National Semiconductor (www.national.com) provides extensive lines of 8-b ADCs with high speed and low power consumption. The company's single-channel model ADC083000 consumes on 1.9 W at a sampling rate of 3 GSamples/s. Part of the company's PowerWise Family of ADCs, it operates on a +1.9-VDC supply and consumes only 25 mW power in a power-down mode. The ADC083000 can also be ordered in a buffered version, with a 4-kB buffer, as model ADC08B3000. The firm's dualinput model ADC08D1500 consumes only 1.8 W power for both channels while operating at 1.5 GSamples/s. The dual ADC can also be used for just one channel at sampling rates to 3 GSamples/s by interleaving the two internal channels. The typical SFDR is 56 dB for these ADCs, with SNR of typically 47 dB.
In terms of DACs, ADI offers the model AD9734 with 10-b resolution and 1.2 MSamples/s speed. The current-output, single-channel DAC features a 1.2-V on-chip reference and provides adjustable analog outputs from 8.66 to 31.66 mA. It operates on dual supplies of +1.8 and +3.3 VDC. The high-speed DAC features a parallel, LVDS input format.

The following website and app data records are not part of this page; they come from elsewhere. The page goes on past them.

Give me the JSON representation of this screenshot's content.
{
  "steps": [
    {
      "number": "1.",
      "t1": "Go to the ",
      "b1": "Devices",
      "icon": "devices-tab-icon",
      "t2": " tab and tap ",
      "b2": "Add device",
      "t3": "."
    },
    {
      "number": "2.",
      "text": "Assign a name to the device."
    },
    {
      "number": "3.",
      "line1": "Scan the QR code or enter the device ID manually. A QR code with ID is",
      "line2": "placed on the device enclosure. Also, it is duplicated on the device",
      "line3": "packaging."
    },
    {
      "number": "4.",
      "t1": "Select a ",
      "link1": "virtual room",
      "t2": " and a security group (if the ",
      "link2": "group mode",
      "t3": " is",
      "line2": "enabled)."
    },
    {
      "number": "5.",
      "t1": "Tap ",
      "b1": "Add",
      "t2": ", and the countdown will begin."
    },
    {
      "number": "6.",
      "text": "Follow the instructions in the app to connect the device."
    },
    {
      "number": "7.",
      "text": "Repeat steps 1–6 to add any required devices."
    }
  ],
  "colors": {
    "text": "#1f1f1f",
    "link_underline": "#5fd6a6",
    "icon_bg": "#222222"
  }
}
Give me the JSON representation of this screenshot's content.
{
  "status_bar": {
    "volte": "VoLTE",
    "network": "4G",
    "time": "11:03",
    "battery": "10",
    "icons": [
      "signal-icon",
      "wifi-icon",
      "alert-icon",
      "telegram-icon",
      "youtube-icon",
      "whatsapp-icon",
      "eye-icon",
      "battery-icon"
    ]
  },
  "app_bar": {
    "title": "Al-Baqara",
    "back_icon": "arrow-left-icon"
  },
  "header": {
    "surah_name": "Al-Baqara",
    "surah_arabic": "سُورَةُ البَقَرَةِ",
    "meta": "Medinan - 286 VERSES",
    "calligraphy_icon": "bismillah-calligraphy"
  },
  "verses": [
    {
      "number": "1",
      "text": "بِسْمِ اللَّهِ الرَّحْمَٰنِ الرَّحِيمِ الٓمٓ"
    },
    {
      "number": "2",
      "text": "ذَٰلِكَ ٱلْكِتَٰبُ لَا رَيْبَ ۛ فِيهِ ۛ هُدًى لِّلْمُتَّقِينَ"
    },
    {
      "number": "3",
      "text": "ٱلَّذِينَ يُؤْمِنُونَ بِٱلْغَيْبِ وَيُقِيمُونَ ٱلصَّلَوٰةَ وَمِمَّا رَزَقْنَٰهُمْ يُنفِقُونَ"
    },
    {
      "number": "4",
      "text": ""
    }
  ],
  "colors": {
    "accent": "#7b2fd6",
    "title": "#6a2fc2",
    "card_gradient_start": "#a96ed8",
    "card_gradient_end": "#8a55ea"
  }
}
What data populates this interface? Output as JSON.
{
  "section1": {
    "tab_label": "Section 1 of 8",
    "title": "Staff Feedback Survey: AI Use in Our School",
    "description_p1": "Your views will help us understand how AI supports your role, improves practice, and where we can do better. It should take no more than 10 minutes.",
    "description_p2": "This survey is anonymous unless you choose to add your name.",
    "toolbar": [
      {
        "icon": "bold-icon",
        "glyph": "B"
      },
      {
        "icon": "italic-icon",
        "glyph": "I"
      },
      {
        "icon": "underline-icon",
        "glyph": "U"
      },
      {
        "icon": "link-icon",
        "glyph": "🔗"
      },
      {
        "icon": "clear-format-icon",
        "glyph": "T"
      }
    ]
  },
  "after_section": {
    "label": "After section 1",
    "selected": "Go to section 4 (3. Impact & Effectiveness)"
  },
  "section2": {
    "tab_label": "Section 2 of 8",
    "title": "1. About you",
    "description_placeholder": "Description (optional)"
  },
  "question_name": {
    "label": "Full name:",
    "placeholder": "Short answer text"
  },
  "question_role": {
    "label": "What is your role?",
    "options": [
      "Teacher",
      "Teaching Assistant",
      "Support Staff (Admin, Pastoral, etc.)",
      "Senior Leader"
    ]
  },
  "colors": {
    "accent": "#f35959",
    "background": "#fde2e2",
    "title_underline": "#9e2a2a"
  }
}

For designs calling for a high amount of integration, Analog Devices also supplies the model ADV7123 high-speed device, which incorporates three 10-b 330-MHz DACs on a single device. Suitable for video processing, the DAC provides SFDR of 70 dB at 50 MSamples/s and an output frequency of 1 MHz. It operates from a single +3.3- or +5-VDC supply and provides output current from 2 to 26 mA. The CMOS DAC has TTLcompatible inputs and consumes only 30 mW power at +3.3 VDC.
Linear Technology (www.linear.com) has developed its LTC1666, LTC1667, and LTC1668 high-speed DACs for cellular base stations and other communications systems requiring 12-, 14-, and 16-b resolution, respectively, at update rates to 500 MSamples/s. Supplying differential current outputs, the DACs offer fast 20-ns settling time and high spectral purity with a SFDR of 87 dB for an output signal frequency of 1 MHz. The low-power DACs consume only 180 mW power from 5-VDC supplies. The high-performance DACs are fabricated with a silicon BiCMOS process using laser-trimmed, thin-film resistors. The DACs, which offer singleended or differential operation, can be configured to provide full-scale output currents to 10 mA. In addition to use in wireless communications systems, the DACs are well suited for direct-digital- synthesis (DDS) frequency sources, arbitrary waveform generation, and in measurement equipment.
Texas Instruments (www.ti.com) offers its model DAC5681 DAC with 16-b resolution and 1 GSamples/s processing speed. The single-channel device operates with a parallel, LVDS input signal format and current output format, and achieves impressive 81-dB typical SFDR and 79-dB typical SNR. The firm's model DAC5688 is a two-channel, 16-b device that operates at 800 MSamples/s with a parallel interface. It can achieve an SFDR of typically 80 dB and SNR of typically 79 dB.
For those seeking an introduction to data converters, many device suppliers offer excellent information sources on their web sites to help specifiers better understand the basic operating parameters and how to match products to applications. National Semiconductor (www.national.com), for example, shows the 64-page "ABCs of ADCs: Analog-to-Digital-Converter Basics" for free download in PDF file format. Texas Instruments (www.ti.com) has the 22-page Application Report, "Understanding Data Converters," for those who need a general overview of these critical system components.